In 1663 Jacob Colom issued a chart called T' AMSTERDAM (Burden
#375), an updated version of his father Arnold Colom's
map of 1656. The Delaware Bay region is unchanged. This
chart can be seen at
, Issue 2.
Reduced versions of Sir Robert Dudley's charts of
1646 were published in Italy circa 1665 and attributed to
Antonio Lucini. One of these is CARTA SECONDA GENERALE
DEL' AMERICA (Burden #384). No additional information is
given on the map.
1666.1 A LAND-SKIP
OF THE PROVINCE OF MARYLAND... is a promotional map
published by George Alsop (Burden #385) in a tract he
wrote called A character of the province of Maryland.
This is a crude map with little detail; the 'Sufquehanok
River' is shown and the map includes a strip of southern
Pennsylvania. This image is from a modern (1902) reprint
of Alsop's writings.
Goos published De Zee Atlas ofte Water-Weereld
in 1666. It contains the map PAS CAERTE VAN NIEU
NEDERLANDT EN DE ENGELSCHE VIRGINIES... (Burden #387)
which is a version of the 1661 van Loon and previous
Doncker maps. This chart can be seen at
, Issue 2.
VAN DE ZUYDT EN NOORDT REVIER IN NIEU NEDERLANT
STRECKENDE VAN CABO HINLOOPEN TOT RECHKEWACH. This is
another map in the Goos atlas with a large scale view of
the Delaware River (Burden #388). It is essentially a map
of New Jersey clearly showing the string of forts along
the Delaware to just north of the 'Schuyl Kill'. On the
Pennsylvania side appear Fort Kafimiris, Fort Criftina,
Laplandt, Matinnccongh (probably an Indian village), and
Gottenburgh. What is now Philadelphia is called 'Sauno',
apparently an Indian tribe. The image here is from Stokes.
CARTE DE LA NOVVELLE FRANCE. This is identified by Burden
as the third state of Champlain's 1632 map (Burden #237).

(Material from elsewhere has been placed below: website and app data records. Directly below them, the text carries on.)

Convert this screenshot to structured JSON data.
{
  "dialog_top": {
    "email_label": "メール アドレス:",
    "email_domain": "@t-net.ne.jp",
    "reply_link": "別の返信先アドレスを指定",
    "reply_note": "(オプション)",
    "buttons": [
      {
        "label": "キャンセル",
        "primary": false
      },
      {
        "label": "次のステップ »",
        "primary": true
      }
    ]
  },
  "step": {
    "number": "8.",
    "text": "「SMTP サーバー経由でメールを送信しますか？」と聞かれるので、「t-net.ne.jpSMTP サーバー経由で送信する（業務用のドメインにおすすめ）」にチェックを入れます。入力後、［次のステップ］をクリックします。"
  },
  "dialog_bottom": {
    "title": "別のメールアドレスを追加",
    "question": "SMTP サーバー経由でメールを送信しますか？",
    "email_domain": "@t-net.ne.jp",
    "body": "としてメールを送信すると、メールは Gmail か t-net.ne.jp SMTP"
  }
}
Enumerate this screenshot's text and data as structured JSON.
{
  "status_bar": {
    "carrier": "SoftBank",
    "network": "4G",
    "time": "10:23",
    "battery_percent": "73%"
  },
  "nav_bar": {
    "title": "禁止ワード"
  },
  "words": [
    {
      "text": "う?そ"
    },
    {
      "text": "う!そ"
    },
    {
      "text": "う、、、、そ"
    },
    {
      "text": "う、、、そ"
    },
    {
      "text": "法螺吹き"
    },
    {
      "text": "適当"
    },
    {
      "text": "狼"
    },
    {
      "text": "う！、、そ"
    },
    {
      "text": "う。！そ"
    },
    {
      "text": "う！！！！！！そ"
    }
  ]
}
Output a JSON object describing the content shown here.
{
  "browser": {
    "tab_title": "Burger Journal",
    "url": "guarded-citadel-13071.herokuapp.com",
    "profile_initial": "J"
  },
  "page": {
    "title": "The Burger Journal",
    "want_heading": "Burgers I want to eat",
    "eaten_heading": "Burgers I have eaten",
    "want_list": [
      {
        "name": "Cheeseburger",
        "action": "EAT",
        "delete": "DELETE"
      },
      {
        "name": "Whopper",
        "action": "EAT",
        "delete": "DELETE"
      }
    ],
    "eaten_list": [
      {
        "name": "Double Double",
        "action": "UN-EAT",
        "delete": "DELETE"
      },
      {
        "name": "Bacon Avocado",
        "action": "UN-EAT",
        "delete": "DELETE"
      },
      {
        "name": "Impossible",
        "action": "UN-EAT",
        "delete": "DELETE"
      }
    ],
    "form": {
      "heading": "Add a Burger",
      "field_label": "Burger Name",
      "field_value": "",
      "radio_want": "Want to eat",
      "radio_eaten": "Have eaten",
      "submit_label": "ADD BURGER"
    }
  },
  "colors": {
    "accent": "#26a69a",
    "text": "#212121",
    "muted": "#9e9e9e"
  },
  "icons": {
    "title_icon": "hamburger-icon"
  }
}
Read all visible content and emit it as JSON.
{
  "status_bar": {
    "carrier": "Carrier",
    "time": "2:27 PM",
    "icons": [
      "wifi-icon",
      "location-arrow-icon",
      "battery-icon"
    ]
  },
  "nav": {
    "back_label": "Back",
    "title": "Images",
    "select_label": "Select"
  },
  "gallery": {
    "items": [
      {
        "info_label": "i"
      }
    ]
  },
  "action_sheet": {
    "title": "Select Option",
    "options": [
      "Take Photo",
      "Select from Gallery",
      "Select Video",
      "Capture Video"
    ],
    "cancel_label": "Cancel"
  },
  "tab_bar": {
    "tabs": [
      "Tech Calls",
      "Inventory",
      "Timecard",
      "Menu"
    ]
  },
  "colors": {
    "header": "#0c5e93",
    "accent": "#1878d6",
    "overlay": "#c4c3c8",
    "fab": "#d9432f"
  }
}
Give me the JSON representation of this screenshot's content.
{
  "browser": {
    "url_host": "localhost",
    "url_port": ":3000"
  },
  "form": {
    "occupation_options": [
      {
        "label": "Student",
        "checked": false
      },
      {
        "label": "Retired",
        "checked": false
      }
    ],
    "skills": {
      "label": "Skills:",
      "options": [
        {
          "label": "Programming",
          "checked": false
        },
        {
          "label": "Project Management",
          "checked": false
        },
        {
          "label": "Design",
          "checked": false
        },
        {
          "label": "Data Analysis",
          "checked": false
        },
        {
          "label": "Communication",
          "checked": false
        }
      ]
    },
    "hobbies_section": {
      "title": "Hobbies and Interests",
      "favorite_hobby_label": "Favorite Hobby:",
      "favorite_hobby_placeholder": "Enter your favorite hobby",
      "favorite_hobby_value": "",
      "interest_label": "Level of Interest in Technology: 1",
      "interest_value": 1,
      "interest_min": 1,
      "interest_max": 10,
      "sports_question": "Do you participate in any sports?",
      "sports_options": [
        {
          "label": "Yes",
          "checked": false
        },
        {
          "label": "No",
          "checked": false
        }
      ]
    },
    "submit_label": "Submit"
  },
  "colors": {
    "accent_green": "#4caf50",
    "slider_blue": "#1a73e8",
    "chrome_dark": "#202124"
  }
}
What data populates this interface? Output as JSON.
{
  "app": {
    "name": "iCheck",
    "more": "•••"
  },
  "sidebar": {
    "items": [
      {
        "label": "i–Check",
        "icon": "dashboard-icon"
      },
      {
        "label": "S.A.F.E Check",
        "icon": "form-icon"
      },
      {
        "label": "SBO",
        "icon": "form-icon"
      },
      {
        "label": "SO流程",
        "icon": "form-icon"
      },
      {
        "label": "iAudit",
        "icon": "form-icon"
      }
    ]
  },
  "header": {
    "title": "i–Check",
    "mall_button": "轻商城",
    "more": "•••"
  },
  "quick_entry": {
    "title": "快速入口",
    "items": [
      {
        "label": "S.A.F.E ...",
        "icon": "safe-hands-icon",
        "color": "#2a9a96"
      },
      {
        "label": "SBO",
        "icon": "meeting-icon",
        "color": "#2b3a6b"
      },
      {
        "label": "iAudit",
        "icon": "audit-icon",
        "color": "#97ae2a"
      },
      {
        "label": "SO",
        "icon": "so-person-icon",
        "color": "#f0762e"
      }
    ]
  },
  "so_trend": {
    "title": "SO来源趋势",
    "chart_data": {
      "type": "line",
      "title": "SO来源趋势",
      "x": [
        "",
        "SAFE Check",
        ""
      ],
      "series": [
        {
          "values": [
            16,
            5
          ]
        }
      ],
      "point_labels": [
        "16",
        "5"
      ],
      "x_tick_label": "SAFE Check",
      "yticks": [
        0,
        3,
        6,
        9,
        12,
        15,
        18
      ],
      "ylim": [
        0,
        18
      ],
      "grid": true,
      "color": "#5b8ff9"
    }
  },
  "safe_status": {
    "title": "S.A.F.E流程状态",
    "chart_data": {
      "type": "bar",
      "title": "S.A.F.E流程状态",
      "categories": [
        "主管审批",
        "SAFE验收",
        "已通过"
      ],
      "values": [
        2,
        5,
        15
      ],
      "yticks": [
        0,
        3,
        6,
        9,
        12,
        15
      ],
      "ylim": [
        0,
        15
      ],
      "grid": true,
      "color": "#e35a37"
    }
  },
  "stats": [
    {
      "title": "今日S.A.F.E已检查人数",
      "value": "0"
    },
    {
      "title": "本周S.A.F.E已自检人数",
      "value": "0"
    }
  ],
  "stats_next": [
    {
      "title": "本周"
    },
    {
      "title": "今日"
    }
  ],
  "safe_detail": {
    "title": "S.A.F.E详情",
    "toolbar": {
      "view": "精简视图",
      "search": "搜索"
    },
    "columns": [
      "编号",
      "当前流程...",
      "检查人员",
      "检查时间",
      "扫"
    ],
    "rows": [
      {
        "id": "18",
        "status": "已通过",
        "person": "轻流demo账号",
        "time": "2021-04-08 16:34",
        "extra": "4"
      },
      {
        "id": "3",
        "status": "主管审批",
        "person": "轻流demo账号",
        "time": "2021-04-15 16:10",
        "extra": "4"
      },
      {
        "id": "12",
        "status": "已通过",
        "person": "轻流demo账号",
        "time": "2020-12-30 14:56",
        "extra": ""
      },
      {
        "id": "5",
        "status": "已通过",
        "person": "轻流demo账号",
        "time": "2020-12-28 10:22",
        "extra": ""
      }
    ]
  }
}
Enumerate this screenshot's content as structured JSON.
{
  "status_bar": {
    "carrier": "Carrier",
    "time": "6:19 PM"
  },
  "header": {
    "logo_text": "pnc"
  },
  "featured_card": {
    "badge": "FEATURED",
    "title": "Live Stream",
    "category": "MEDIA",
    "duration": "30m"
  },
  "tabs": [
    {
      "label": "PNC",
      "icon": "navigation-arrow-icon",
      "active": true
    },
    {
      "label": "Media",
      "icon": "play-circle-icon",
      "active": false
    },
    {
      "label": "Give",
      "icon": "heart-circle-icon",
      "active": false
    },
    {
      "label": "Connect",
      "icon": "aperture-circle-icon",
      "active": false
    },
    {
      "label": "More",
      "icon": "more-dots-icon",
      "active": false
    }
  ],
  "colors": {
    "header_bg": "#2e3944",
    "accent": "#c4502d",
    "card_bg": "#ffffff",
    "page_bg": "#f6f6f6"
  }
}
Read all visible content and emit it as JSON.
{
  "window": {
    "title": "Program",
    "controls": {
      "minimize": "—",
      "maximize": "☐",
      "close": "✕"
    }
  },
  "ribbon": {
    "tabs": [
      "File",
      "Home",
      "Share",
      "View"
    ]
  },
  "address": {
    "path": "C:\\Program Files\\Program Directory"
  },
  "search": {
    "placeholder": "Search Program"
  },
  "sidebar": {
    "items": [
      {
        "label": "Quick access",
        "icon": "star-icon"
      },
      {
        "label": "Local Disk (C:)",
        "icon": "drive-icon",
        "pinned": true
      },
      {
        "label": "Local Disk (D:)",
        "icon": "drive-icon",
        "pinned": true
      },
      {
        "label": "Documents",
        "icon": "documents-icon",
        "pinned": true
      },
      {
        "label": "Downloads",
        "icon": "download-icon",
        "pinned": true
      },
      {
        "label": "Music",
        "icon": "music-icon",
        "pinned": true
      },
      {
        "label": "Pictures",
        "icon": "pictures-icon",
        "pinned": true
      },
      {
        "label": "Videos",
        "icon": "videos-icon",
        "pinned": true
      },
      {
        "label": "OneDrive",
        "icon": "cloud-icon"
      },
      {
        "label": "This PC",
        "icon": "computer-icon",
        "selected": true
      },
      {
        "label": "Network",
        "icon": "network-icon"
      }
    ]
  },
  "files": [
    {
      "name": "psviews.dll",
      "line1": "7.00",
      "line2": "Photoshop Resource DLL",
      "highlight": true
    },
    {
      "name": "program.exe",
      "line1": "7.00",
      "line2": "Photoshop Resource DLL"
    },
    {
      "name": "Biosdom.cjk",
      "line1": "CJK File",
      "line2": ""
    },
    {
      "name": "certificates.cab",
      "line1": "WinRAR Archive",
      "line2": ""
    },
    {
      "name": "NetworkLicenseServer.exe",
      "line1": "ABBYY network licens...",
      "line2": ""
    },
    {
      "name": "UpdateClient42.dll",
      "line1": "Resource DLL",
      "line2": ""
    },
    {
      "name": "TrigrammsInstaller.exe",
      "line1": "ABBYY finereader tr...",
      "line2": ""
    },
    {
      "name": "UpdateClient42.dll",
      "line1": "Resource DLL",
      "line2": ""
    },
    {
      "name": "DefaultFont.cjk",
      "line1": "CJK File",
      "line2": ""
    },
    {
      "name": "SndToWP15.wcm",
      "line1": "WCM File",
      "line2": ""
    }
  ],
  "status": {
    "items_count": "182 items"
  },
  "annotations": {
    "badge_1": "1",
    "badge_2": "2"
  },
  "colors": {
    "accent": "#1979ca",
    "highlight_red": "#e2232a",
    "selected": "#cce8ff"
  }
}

McCorkle lists it separately (#669.2) and identifies it
as a plagerized version by Antoine de Fer. No additional
information is provided for the Pennsylvania region.